One of the cool things about being in a Chemical battalion is that we get to go to different places for training, rather than just the TAs in JBLM. This time our travels bring us to beautiful and expansive Dugway Proving Ground, Utah. The sheer size of this post is incredible. It's about an hour's drive just to get to where we did the gunnery tables, and that's not even on the edge of the area.
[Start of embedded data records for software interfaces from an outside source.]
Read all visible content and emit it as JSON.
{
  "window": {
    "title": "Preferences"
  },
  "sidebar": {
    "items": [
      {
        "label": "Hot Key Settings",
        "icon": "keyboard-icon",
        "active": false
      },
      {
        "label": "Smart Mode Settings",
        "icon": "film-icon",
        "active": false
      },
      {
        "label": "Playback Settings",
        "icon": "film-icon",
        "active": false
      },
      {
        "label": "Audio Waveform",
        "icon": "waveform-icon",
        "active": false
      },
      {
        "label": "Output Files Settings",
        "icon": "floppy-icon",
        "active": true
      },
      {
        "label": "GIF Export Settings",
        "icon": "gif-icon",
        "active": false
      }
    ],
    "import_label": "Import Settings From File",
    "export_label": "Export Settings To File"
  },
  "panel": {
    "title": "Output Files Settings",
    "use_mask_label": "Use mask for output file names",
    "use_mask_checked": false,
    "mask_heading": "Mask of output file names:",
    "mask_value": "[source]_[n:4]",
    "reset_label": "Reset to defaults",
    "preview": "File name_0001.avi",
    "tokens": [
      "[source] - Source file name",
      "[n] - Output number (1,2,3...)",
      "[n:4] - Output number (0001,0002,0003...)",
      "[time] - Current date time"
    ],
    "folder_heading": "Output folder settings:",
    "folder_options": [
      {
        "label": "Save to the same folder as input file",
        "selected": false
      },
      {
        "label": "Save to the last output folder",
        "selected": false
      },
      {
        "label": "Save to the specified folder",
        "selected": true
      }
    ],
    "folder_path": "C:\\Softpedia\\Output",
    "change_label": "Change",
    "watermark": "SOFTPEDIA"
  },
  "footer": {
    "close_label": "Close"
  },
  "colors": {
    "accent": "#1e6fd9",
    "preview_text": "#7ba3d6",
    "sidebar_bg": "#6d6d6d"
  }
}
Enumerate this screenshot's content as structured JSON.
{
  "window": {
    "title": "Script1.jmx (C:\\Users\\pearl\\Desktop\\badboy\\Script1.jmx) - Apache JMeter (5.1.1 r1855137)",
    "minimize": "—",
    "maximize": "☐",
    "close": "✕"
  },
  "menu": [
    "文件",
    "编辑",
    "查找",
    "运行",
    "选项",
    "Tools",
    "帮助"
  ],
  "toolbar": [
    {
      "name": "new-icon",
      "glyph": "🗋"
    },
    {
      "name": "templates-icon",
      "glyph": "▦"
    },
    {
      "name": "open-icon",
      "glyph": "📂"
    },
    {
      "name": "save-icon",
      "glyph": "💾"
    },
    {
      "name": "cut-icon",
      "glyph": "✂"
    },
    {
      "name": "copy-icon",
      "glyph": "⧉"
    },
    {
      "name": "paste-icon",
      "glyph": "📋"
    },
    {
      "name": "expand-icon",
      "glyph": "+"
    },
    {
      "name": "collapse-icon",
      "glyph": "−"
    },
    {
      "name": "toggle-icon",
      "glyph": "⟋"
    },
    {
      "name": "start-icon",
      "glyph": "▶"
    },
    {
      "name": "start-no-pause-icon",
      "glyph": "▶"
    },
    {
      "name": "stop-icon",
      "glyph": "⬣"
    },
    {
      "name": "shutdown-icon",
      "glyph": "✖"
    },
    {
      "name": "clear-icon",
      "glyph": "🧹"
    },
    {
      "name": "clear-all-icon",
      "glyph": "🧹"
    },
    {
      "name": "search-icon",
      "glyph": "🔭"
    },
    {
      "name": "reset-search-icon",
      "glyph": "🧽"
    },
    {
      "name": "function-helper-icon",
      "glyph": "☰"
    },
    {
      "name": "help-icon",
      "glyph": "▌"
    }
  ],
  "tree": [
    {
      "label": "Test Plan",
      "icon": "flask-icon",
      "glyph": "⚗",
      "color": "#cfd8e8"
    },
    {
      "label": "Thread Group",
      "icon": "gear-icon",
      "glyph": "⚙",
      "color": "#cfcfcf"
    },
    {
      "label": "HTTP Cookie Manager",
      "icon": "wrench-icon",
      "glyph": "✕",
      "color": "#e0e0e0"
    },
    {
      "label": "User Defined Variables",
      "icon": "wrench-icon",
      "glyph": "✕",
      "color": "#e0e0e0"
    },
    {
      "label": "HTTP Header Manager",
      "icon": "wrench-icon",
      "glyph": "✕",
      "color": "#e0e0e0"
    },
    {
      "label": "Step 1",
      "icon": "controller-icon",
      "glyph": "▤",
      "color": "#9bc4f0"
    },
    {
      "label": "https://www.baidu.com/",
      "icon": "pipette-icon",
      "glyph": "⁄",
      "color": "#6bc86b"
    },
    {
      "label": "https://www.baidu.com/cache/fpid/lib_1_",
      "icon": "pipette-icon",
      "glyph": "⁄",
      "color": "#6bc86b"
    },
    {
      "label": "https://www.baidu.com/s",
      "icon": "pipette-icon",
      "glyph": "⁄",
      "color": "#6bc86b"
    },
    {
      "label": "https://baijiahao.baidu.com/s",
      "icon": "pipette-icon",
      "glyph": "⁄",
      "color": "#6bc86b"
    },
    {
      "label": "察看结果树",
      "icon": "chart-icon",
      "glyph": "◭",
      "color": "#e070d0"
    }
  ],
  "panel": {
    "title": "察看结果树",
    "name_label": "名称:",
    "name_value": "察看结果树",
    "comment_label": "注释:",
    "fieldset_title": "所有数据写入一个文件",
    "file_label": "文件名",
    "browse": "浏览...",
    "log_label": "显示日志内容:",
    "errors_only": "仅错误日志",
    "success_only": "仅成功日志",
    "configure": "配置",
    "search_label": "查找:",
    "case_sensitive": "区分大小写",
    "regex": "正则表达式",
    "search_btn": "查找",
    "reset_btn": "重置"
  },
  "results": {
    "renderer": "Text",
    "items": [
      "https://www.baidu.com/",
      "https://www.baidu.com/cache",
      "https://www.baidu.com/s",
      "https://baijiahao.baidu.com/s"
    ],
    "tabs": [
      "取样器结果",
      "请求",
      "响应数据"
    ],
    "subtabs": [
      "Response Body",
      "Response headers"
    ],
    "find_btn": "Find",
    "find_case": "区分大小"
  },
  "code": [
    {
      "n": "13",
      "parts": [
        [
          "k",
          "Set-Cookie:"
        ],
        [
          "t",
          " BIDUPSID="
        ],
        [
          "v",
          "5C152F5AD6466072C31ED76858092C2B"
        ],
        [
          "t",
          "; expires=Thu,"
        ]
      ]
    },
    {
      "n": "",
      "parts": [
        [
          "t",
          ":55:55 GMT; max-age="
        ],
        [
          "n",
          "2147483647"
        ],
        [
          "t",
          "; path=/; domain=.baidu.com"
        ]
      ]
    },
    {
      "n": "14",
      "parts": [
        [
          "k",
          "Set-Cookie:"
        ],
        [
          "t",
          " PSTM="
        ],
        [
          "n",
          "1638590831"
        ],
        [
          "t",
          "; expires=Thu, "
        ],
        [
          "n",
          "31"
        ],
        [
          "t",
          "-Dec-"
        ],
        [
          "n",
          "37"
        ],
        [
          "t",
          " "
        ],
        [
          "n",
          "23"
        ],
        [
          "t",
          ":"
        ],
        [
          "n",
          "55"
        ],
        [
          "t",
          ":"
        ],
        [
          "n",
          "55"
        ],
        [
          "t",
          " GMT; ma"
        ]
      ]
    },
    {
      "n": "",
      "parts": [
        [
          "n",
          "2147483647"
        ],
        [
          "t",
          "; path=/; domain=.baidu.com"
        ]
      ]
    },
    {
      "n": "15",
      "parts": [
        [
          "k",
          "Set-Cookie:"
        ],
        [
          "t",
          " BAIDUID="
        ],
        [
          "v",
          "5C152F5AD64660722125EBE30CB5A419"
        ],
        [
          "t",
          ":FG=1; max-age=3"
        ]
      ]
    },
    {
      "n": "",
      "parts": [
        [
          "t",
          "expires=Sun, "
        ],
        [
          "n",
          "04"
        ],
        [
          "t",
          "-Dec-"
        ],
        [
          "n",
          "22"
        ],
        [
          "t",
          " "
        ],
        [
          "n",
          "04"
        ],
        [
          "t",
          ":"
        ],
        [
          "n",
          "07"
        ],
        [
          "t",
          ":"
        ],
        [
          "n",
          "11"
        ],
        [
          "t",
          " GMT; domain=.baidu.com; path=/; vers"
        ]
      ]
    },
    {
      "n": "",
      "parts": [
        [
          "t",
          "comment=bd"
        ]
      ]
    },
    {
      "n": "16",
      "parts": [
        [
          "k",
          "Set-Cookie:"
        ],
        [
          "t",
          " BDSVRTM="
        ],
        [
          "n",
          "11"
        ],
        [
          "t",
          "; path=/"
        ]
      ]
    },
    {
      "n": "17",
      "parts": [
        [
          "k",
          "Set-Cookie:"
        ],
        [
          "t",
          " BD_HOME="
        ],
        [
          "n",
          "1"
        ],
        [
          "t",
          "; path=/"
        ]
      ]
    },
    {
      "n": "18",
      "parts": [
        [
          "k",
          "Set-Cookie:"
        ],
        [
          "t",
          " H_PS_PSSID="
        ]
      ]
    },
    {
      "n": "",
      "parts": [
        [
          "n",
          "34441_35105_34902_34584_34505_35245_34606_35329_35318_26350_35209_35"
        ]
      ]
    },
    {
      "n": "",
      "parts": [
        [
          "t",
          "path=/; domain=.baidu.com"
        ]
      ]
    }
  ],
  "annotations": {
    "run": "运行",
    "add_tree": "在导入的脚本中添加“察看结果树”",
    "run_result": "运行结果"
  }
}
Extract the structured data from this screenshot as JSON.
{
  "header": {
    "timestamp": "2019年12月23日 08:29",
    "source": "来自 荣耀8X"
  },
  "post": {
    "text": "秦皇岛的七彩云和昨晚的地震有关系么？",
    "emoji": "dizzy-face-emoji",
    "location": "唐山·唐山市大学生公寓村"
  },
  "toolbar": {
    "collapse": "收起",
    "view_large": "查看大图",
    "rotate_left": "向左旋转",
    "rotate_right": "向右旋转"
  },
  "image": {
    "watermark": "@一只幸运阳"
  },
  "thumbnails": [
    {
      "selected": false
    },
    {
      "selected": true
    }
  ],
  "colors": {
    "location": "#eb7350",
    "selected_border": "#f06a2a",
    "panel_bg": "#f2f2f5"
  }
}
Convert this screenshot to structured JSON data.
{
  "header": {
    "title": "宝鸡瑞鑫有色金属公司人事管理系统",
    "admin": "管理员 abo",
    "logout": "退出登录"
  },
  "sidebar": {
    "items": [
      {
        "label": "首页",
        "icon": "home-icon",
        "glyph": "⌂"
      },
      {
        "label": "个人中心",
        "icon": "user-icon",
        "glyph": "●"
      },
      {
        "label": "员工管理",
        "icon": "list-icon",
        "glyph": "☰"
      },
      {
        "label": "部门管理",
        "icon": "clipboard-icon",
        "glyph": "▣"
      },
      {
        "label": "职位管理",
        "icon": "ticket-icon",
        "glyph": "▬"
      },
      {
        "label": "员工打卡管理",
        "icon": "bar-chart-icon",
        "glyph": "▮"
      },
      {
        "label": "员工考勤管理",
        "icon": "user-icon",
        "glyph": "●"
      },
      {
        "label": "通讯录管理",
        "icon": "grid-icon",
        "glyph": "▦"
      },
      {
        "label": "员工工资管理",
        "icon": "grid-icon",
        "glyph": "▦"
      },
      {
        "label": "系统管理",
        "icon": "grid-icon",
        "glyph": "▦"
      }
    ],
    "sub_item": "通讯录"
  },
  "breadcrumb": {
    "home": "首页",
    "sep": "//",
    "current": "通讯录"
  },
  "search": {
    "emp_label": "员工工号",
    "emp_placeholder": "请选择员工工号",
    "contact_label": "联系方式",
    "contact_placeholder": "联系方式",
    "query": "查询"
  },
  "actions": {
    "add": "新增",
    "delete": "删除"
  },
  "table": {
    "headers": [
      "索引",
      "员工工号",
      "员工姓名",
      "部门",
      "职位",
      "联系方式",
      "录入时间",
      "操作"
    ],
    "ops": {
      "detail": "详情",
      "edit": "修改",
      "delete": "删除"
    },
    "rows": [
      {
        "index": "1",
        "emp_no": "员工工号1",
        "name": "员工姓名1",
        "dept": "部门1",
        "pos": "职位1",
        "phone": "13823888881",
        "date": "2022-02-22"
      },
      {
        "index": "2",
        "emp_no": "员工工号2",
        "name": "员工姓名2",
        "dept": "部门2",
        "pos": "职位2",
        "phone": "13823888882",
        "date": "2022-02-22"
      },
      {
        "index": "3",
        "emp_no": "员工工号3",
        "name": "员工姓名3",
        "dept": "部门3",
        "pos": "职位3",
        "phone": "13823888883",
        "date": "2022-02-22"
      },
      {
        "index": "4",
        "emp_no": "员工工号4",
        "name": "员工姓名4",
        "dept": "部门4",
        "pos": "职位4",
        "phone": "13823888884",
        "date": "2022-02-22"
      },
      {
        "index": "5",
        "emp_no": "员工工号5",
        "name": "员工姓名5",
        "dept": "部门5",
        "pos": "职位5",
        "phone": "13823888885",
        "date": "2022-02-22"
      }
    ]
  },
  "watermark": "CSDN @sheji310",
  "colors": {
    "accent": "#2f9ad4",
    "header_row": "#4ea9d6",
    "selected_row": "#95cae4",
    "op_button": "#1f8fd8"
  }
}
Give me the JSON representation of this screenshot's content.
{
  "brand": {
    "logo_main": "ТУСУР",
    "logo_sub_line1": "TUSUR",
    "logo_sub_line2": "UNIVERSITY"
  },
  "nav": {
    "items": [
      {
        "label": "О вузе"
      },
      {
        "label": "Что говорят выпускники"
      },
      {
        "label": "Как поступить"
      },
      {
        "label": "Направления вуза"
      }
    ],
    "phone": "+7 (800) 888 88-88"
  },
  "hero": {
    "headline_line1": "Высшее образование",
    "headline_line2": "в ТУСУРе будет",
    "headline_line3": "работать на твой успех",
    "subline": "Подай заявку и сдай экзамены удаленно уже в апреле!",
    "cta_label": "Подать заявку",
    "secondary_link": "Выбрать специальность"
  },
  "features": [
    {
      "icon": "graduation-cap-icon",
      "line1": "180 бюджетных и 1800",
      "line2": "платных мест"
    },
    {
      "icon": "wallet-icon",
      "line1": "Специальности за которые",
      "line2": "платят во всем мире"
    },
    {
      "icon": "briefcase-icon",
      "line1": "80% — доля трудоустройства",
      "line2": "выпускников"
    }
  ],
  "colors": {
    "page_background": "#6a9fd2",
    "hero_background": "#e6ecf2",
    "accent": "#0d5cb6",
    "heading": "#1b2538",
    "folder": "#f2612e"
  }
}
An additional benefit of being out here is not only do we have great Chemical experts, but we can actually do our training to the fullest extent without being encumbered by all the environmental laws of Washington state that prevent us from even using hot soapy water in the field because the ant hills are endangered. Out here, though, the platoons are able to use super tropical bleach (STB) in their decon instead of simulating the entire thing as we usually have to do. Also, I heard that yesterday they blew off 70 pounds of C-4 to create a cloud, and then had to immediately MOPP up because of the inherent hazards of creating a cloud in an area that was used to test live nerve agent for years. There is some very cool stuff out here, to be sure!
On the Signal side of the house, my section was charged with setting up not one, but TWO retrans sites to enable us to communicate from our TOC out to the gunnery tables. It was a bit of a headache and required working around the clock for the first few days as we struggled to piece together two 92 systems out of spare parts, and then had to switch out parts when it became obvious that sometimes our power mount just wasn't pushing the signal out strong enough to reach. All together, our retrans reached over 50km straightline distance and covered over 1600 sq km, and still provides better coverage than Verizon out here. I'm very proud of how much my section has accomplished.
It's a great last hurrah for me as we have a real, live, actual trained Signal captain who has just PCS'd to the unit and will take my S-6 OIC position and will accompany my unti in its move to Korea. I'll be moving over to the S-3 shop soon and learn about how operations run on that side of the house. I've been extremely fortunate so far in my lieutenant career. I've gotten to be everything I wanted to be, PL, XO, and now a staff primary. I wanted some experience in the 3 shop(I may be the only person who has EVER wanted to be in the S-3 shop, in the history of the Army) before I PCS'd so I'm looking forward to learning more about how the battalion operates and being part of the machine. Until next time.